US3926669 *Aug 2, 1973Dec 16, 1975Gte Laboratories IncElectrochemical cells having an electrolytic solution comprising a covalent inorganic oxyhalide solvent
US4091152 *Oct 17, 1975May 23, 1978P.R. Mallory & Co. Inc.Lithium SO2 cell
US4093784 *Aug 26, 1977Jun 6, 1978The United States Of America As Represented By The Secretary Of The ArmyAnode coated with calcium
US4143214 *Jun 26, 1978Mar 6, 1979Exxon Research & Engineering Co.Cells having cathodes containing Cs S cathode-active materials
US4318969 *Nov 21, 1980Mar 9, 1982Gte Laboratories IncorporatedElectrochemical cell
US4327159 *Dec 29, 1980Apr 27, 1982Union Carbide CorporationEmploying a halogenocarbonylchalcogenyl halide
US4335191 *Jul 28, 1980Jun 15, 1982Tadiran Israel Electronics Industries Ltd.Lithium cells
GB1409307A * Title not available
Referenced by
Citing PatentFiling datePublication dateApplicantTitle
US4615956 *Dec 4, 1985Oct 7, 1986Gte Government Systems CorporationApplying reverse current to deposit lithium on anode surfaces
US4824744 *Jul 24, 1986Apr 25, 1989Duracell Inc.Method of making cell anode
US5616429 *May 24, 1995Apr 1, 1997Wilson Greatbatch Ltd.alkali metal electrochemical cell exhibiting reduced voltage delay and method of manufacture
EP2667430A1 *May 24, 2013Nov 27, 2013Electrochem Solutions, Inc.High temperature primary battery with improved safety
Classifications
U.S. Classification429/105, 429/50
International ClassificationH01M4/40, H01M4/12, H01M6/50, H01M6/14, H01M4/06
Cooperative ClassificationH01M4/40, H01M6/14, H01M4/12, H01M6/50
European ClassificationH01M4/40, H01M4/12, H01M6/50, H01M6/14
Legal Events
DateCodeEventDescription
Jul 21, 1992FPExpired due to failure to pay maintenance fee
Effective date: 19920517
May 17, 1992LAPSLapse for failure to pay maintenance fees
Jan 23, 1992REMIMaintenance fee reminder mailed
Jan 7, 1992REMIMaintenance fee reminder mailed
Feb 1, 1989ASAssignment
Owner name: RAYOVAC CORPORATION, WISCONSIN
Free format text: RELEASED BY SECURED PARTY;ASSIGNOR:FIRST NATIONAL BANK OF CHICAGO, THE;REEL/FRAME:005016/0057
Effective date: 19881102
Dec 14, 1988ASAssignment
Owner name: RAYOVAC CORPORATION, 601 RAYOVAC DRIVE, MADISON, W
Free format text: RELEASED BY SECURED PARTY;ASSIGNORS:FIRST NATIONAL BANK OF CHICAGO, THE;SECURITY PACIFIC BUSINESS CREDIT, INC.;REEL/FRAME:004998/0608
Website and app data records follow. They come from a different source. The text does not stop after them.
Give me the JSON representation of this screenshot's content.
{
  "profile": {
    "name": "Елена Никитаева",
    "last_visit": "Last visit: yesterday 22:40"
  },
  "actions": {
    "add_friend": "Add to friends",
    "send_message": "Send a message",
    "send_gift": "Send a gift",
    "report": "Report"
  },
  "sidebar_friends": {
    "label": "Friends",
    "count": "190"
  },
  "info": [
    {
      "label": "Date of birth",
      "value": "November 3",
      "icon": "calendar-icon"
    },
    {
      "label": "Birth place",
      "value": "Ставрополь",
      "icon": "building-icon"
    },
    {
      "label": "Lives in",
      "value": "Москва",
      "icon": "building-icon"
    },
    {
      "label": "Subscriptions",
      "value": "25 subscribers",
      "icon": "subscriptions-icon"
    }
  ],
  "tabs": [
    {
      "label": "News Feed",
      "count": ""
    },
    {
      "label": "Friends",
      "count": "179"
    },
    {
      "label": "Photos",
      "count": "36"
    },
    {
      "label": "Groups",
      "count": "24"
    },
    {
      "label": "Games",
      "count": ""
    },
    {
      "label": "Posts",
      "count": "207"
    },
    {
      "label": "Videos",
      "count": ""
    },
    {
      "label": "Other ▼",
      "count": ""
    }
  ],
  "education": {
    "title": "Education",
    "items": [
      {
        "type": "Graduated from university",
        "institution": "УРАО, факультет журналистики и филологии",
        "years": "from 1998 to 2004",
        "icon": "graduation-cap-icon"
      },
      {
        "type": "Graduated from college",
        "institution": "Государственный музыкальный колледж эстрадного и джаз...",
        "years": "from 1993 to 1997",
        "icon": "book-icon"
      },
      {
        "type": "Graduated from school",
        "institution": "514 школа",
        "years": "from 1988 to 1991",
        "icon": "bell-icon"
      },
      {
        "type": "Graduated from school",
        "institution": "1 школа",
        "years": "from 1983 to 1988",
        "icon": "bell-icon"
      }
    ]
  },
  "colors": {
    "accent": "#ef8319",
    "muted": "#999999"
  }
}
Effective date: 19881102
Owner name: RAYOVAC CORPORATION,WISCONSIN
Free format text: RELEASED BY SECURED PARTY;ASSIGNORS:FIRST NATIONAL BANK OF CHICAGO, THE;SECURITY PACIFIC BUSINESS CREDIT, INC.;REEL/FRAME:4998/608
Owner name: RAYOVAC CORPORATION, WISCONSIN
Nov 23, 1988ASAssignment
Owner name: RAYOVAC CORPORATION, 601 RAYOVAC DR., MADISON, WI
Free format text: ASSIGNMENT OF ASSIGNORS INTEREST.;ASSIGNOR:RAYOVAC CORP., A CORP. OF DE;REEL/FRAME:004990/0779
Effective date: 19881118
Oct 26, 1987FPAYFee payment
Year of fee payment: 4
May 2, 1986ASAssignment
Owner name: FIRST NATIONAL BANK OF CHICAGO THE
Free format text: SECURITY INTEREST;ASSIGNOR:RAYOVAC CORPORATION, A CORP OF DE.;REEL/FRAME:004561/0167
Effective date: 19860415
Owner name: SECURITY PACIFIC BUSINESS CREDIT, INC.
Jun 24, 1983ASAssignment
Owner name: RAYOVAC CORPORATION 101 E. WASHINGTON AVE., MADISO
Free format text: ASSIGNMENT OF ASSIGNORS INTEREST.;ASSIGNORS:FLEISCHER, NILES A.;EKERN, RONALD J.;REEL/FRAME:004146/0441
Effective date: 19830602